Insights with FoodClean
Still Banging the Drum?
We picked the brains of Director Nick Turner for this edition of Insights with FoodClean. Nick was very eager to share some fantastic advice into how and why to reduce dependence on the 25-litre drum for transporting concentrate chemicals around a food factory.
“The only reason cleaning teams still use 25-litre drums is because they are more convenient,” says Nick. “However, convenience doesn’t necessarily mean efficiency, so there’s a better way to carry out this crucial process.”
Nick pointed out that each drum is constructed from more material than 300 single-use drinking bottles. When you add up how many of these drums are used across Europe, it comes into the millions each year. Though companies have a clear conscience because they often send them to be recycled, the real problem is that using them means they need to be made in the first place. Progressing beyond 25-litre drums is something that Nick and the team here at FoodClean are dedicated to making possible through innovative food hygiene systems.
Nick says: “Not only are 25-litre drums terrible for the environment, but they are also dreadfully labour intensive, dangerously heavy, and bring operators into close contact with the hazardous concentrate chemical. They need to be cleaned prior to recycling, which takes up countless labour hours, plus huge volumes of water are required to get the job done properly. In many cases, the drums aren’t even sent to be recycled, which means significant amounts of wasted plastic and old drums taking up space within a food factory. This simply doesn’t have to be the case.”

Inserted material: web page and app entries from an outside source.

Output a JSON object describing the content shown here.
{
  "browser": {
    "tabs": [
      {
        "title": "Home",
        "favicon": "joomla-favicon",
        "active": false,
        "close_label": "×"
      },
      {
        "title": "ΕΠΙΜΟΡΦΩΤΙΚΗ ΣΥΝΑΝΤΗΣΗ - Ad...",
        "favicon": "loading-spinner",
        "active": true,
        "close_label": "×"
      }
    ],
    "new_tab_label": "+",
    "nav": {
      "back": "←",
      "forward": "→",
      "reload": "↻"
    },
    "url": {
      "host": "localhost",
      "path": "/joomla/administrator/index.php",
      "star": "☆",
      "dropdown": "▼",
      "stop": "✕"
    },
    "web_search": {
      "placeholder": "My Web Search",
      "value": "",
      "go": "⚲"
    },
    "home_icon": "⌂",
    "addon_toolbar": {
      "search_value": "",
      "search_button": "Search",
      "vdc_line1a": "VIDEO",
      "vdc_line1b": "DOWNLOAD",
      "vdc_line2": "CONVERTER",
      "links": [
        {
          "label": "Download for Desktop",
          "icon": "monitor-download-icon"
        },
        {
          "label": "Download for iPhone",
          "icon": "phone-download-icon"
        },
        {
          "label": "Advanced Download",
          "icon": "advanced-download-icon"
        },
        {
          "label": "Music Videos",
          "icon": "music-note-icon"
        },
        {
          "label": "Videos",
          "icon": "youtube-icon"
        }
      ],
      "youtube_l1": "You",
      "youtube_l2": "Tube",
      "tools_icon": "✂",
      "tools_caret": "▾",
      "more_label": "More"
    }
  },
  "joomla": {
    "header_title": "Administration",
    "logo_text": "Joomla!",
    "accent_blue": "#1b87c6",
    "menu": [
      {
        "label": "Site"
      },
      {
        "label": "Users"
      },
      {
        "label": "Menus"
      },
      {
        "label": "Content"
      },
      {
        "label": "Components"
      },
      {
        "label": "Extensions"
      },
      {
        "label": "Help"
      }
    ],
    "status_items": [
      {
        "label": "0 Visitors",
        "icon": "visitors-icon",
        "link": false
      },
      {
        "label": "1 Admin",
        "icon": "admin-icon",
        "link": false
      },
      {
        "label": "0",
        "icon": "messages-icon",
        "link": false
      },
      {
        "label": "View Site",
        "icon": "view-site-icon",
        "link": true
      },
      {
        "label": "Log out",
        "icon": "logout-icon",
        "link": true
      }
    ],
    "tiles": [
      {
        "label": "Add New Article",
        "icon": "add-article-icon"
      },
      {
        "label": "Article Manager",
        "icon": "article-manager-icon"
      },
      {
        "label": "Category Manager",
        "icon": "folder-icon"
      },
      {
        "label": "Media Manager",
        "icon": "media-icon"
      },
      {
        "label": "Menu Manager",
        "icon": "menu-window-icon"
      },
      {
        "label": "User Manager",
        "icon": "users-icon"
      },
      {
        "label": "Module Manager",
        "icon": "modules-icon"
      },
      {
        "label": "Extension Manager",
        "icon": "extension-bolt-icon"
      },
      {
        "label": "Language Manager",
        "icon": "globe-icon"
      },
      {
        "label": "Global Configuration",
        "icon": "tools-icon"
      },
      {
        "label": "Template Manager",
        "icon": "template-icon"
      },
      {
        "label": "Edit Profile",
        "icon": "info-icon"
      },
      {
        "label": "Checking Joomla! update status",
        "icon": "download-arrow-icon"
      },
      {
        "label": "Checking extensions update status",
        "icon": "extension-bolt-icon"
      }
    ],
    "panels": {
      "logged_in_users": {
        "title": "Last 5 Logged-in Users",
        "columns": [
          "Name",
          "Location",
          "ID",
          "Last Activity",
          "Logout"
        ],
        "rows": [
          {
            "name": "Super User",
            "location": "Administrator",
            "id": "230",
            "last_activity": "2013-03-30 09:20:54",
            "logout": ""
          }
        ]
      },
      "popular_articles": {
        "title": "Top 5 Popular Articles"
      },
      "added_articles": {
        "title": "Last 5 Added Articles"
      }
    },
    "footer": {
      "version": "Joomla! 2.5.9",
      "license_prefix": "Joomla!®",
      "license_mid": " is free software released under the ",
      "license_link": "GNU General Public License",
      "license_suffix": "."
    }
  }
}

Using chemical drums can also lead to wasted product. At a particular factory, it was found that nearly every drum had 200-300ml of concentrate chemical left in the bottom. This was because dribbling the last bit out was seen as too time-consuming for the cleaners, which meant wasted chemicals and the accumulation of empty drums that never got sent to a recycling facility.
“That’s where ChemFlow comes in, as it allows factories to move away from this costly and unsustainable system,” explains Nick. “An installed chemical storage system involves large bunded tanks being placed on site that are connected directly to the ChemFlow unit. The unit then draws the chemical concentrate directly from the tank, dilutes it at an accuracy of +/- 0.1%, and supplies it in dilute form to the operator in the factory. It’s faster, greener, more effective and is helping food manufacturing businesses to significantly raise their levels of production whilst slashing their carbon footprints.”
We’re sure you’ll agree that Nick makes a lot of sense when he says that food factories need to move away from using 25-litre drums and adopt the innovative ChemFlow approach, which greatly supports sustainability and maximises profitability. Once installed, the drum system swiftly becomes a thing of the past.